TASK PROMPT: All of the data should be restated word for word, with the pictures omitted.

[Records from a data source]
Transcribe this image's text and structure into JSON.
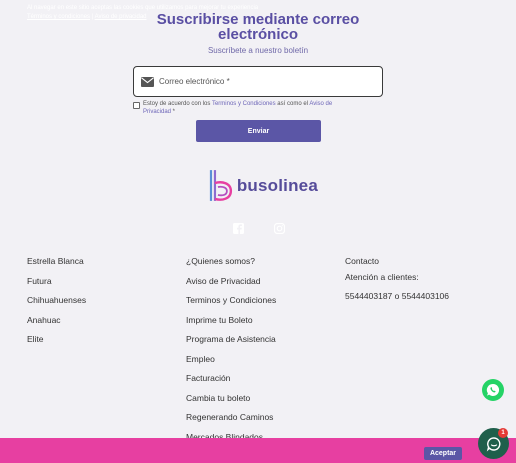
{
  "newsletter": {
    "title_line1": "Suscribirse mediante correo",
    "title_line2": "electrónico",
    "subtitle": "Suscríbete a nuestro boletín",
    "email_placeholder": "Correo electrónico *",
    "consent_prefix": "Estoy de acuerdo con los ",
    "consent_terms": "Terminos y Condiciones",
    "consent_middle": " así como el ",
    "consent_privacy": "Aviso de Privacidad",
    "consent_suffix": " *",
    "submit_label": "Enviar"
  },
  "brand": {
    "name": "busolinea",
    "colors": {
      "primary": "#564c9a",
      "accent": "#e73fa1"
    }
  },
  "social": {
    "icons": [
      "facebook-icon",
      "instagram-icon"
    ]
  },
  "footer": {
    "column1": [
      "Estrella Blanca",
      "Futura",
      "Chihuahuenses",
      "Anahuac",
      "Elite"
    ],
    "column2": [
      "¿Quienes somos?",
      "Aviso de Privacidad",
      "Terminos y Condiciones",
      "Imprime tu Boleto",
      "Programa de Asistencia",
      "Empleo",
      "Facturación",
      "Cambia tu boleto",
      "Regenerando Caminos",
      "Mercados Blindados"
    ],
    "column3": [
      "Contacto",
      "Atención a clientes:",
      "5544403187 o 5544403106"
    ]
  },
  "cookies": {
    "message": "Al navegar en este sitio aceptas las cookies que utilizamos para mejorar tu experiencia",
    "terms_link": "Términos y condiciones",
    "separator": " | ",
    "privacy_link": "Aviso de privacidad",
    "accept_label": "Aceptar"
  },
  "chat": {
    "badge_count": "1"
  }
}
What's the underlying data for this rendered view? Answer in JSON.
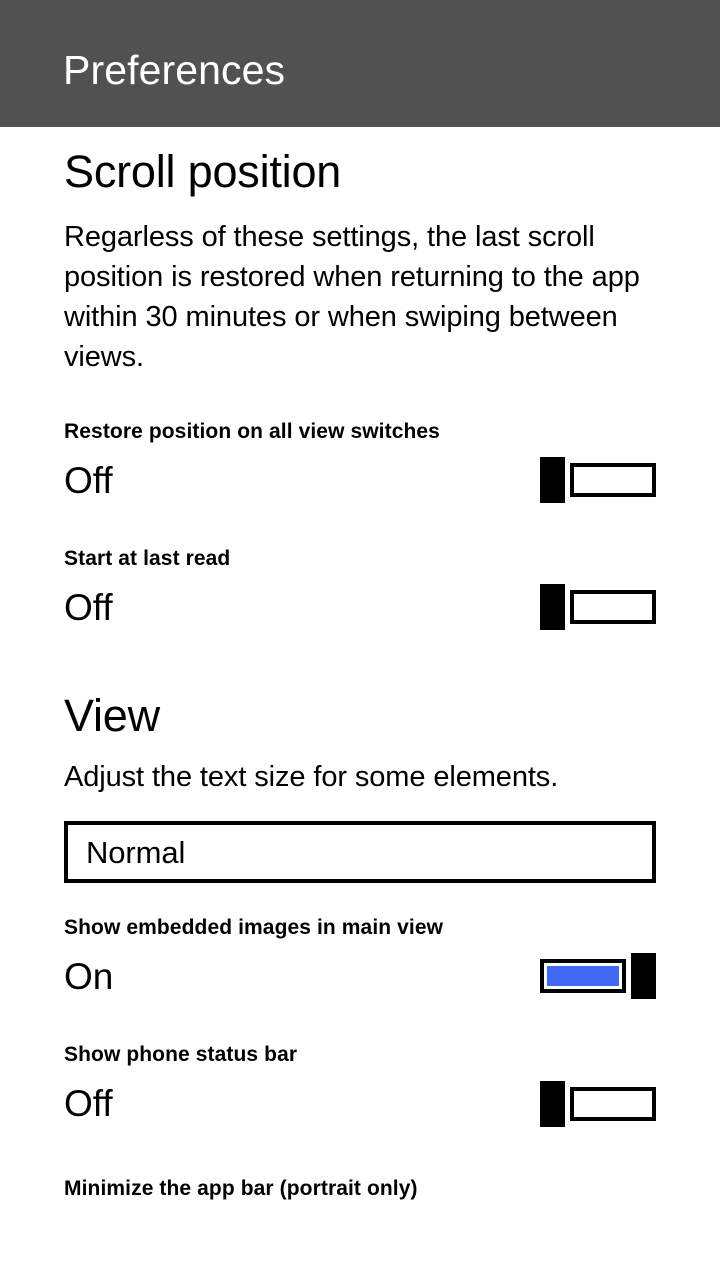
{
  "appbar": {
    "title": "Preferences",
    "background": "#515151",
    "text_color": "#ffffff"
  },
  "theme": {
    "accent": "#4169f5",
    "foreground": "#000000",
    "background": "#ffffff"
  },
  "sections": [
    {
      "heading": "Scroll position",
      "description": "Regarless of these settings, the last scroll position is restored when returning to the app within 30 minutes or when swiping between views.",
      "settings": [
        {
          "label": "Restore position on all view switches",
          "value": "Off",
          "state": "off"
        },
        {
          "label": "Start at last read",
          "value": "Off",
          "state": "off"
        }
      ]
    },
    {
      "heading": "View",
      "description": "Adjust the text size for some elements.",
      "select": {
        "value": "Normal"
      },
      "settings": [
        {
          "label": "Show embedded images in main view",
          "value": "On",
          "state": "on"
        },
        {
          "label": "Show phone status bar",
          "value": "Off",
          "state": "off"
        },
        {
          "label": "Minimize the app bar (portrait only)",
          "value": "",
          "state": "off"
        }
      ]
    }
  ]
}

RESULT OF THIS TASK:
Transcribe this image's text and structure into JSON.
{
  "newsletter": {
    "title_line1": "Suscribirse mediante correo",
    "title_line2": "electrónico",
    "subtitle": "Suscríbete a nuestro boletín",
    "email_placeholder": "Correo electrónico *",
    "consent_prefix": "Estoy de acuerdo con los ",
    "consent_terms": "Terminos y Condiciones",
    "consent_middle": " así como el ",
    "consent_privacy": "Aviso de Privacidad",
    "consent_suffix": " *",
    "submit_label": "Enviar"
  },
  "brand": {
    "name": "busolinea",
    "colors": {
      "primary": "#564c9a",
      "accent": "#e73fa1"
    }
  },
  "social": {
    "icons": [
      "facebook-icon",
      "instagram-icon"
    ]
  },
  "footer": {
    "column1": [
      "Estrella Blanca",
      "Futura",
      "Chihuahuenses",
      "Anahuac",
      "Elite"
    ],
    "column2": [
      "¿Quienes somos?",
      "Aviso de Privacidad",
      "Terminos y Condiciones",
      "Imprime tu Boleto",
      "Programa de Asistencia",
      "Empleo",
      "Facturación",
      "Cambia tu boleto",
      "Regenerando Caminos",
      "Mercados Blindados"
    ],
    "column3": [
      "Contacto",
      "Atención a clientes:",
      "5544403187 o 5544403106"
    ]
  },
  "cookies": {
    "message": "Al navegar en este sitio aceptas las cookies que utilizamos para mejorar tu experiencia",
    "terms_link": "Términos y condiciones",
    "separator": " | ",
    "privacy_link": "Aviso de privacidad",
    "accept_label": "Aceptar"
  },
  "chat": {
    "badge_count": "1"
  }
}
What's the underlying data for this rendered view? Answer in JSON.
{
  "appbar": {
    "title": "Preferences",
    "background": "#515151",
    "text_color": "#ffffff"
  },
  "theme": {
    "accent": "#4169f5",
    "foreground": "#000000",
    "background": "#ffffff"
  },
  "sections": [
    {
      "heading": "Scroll position",
      "description": "Regarless of these settings, the last scroll position is restored when returning to the app within 30 minutes or when swiping between views.",
      "settings": [
        {
          "label": "Restore position on all view switches",
          "value": "Off",
          "state": "off"
        },
        {
          "label": "Start at last read",
          "value": "Off",
          "state": "off"
        }
      ]
    },
    {
      "heading": "View",
      "description": "Adjust the text size for some elements.",
      "select": {
        "value": "Normal"
      },
      "settings": [
        {
          "label": "Show embedded images in main view",
          "value": "On",
          "state": "on"
        },
        {
          "label": "Show phone status bar",
          "value": "Off",
          "state": "off"
        },
        {
          "label": "Minimize the app bar (portrait only)",
          "value": "",
          "state": "off"
        }
      ]
    }
  ]
}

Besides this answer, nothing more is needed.